Given data:

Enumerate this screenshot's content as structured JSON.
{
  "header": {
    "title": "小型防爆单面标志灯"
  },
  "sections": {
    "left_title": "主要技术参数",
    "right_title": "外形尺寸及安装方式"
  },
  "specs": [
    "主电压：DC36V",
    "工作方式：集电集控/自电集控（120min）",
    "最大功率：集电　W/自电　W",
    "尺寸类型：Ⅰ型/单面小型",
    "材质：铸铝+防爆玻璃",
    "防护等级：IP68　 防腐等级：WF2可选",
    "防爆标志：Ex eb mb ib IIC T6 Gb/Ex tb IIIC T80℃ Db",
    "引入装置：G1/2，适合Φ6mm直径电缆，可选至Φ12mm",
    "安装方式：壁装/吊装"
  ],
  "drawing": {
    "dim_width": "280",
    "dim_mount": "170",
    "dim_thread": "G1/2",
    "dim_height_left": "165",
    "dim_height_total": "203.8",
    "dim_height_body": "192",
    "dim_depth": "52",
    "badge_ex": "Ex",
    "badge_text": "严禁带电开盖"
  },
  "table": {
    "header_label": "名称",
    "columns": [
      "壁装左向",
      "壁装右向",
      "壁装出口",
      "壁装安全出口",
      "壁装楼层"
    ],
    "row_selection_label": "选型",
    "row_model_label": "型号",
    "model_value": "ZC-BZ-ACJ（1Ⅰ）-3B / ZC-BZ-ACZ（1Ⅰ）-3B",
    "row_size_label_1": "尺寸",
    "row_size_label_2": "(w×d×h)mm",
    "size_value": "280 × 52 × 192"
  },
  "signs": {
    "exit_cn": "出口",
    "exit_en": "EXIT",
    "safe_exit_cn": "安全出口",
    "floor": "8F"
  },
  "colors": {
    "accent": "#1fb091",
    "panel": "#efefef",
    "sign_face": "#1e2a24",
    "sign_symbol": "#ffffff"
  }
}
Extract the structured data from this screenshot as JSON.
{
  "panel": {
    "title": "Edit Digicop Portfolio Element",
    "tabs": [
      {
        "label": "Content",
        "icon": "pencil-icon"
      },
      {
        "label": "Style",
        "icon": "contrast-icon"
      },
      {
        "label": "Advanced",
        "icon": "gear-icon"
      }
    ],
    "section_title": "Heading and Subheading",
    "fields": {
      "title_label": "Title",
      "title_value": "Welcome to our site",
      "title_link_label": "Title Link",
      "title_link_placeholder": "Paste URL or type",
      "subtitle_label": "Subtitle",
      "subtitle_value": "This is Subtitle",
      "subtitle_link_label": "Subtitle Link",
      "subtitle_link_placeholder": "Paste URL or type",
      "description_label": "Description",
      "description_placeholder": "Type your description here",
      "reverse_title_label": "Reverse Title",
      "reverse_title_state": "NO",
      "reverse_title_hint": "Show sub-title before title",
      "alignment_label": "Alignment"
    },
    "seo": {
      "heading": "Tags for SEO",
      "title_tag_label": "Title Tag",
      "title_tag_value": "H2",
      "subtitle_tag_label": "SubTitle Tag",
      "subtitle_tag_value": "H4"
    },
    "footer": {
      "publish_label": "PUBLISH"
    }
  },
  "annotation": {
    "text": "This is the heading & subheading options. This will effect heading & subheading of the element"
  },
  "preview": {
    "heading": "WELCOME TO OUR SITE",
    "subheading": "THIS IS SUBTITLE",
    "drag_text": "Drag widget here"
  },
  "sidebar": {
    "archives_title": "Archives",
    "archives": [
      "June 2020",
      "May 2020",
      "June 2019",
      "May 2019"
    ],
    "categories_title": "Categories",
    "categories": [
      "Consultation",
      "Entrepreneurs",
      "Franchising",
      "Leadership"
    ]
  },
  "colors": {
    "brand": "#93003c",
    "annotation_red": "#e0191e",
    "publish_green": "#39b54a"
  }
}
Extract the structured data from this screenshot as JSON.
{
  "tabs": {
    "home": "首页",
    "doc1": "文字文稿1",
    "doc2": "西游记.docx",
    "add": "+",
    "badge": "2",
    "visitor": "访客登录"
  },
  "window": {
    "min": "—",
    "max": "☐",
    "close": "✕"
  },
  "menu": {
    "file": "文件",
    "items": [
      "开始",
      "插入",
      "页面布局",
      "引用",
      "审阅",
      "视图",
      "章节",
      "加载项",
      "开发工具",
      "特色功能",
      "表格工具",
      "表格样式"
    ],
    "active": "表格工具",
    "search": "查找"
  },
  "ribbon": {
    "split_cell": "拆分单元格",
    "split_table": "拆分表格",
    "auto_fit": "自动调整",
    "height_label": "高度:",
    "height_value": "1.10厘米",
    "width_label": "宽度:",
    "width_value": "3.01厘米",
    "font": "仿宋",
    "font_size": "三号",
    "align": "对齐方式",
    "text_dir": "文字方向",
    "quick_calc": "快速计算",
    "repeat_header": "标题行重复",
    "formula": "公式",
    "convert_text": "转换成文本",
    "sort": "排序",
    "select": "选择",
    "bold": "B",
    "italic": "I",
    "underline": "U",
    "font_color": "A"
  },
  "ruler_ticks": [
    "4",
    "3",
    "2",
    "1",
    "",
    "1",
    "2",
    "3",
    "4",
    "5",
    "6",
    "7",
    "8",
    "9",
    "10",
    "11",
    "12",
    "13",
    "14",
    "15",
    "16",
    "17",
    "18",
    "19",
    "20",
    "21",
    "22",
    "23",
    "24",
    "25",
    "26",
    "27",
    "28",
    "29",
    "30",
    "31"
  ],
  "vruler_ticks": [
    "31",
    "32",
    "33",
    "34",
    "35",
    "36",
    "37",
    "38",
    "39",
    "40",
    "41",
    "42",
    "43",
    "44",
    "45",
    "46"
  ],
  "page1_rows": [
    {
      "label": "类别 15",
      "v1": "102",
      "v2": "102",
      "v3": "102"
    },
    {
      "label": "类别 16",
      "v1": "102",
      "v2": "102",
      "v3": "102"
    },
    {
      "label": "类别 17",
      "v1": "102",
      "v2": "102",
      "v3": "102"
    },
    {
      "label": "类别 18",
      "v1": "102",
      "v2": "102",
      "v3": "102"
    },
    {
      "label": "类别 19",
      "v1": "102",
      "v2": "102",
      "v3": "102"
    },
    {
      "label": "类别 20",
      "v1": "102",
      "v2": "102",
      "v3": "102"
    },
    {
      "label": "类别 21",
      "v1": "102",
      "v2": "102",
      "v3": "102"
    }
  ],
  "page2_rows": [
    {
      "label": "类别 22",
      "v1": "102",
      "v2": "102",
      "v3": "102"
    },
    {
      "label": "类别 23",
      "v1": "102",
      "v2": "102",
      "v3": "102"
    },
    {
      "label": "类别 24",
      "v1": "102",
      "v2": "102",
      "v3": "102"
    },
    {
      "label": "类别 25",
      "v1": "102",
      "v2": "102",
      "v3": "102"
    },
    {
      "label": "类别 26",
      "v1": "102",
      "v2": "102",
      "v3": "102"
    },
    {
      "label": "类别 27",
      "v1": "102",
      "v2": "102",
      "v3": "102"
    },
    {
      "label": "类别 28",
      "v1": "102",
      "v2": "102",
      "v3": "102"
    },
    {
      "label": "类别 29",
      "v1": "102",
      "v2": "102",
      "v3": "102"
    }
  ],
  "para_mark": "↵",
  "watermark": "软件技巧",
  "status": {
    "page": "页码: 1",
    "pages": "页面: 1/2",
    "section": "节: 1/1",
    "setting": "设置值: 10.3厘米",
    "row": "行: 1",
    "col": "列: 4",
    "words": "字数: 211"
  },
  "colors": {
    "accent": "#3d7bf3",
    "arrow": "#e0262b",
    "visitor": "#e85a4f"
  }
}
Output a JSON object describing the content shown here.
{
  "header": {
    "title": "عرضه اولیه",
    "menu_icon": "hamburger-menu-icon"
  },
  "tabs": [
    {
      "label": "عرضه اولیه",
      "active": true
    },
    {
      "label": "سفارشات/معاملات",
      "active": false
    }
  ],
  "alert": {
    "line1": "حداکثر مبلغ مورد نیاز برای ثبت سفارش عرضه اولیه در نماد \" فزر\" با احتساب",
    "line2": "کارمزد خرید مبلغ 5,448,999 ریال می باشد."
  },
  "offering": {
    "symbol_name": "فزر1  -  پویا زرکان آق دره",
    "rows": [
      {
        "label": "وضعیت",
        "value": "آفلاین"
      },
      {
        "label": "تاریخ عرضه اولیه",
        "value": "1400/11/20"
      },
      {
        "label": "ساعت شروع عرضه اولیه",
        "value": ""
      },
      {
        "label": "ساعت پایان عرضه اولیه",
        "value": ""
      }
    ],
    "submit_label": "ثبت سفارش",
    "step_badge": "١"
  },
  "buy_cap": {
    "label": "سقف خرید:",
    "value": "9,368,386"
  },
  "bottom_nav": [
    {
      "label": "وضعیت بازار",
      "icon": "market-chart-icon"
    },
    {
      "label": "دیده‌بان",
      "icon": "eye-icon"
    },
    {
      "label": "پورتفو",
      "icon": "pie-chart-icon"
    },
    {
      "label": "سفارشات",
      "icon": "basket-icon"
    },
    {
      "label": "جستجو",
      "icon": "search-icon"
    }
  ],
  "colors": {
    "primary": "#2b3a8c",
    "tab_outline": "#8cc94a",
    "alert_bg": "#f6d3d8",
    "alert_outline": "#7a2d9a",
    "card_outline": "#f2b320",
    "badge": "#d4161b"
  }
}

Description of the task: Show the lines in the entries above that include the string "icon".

Exercise result:
        "icon": "pencil-icon"
        "icon": "contrast-icon"
        "icon": "gear-icon"
    "menu_icon": "hamburger-menu-icon"
      "icon": "market-chart-icon"
      "icon": "eye-icon"
      "icon": "pie-chart-icon"
      "icon": "basket-icon"
      "icon": "search-icon"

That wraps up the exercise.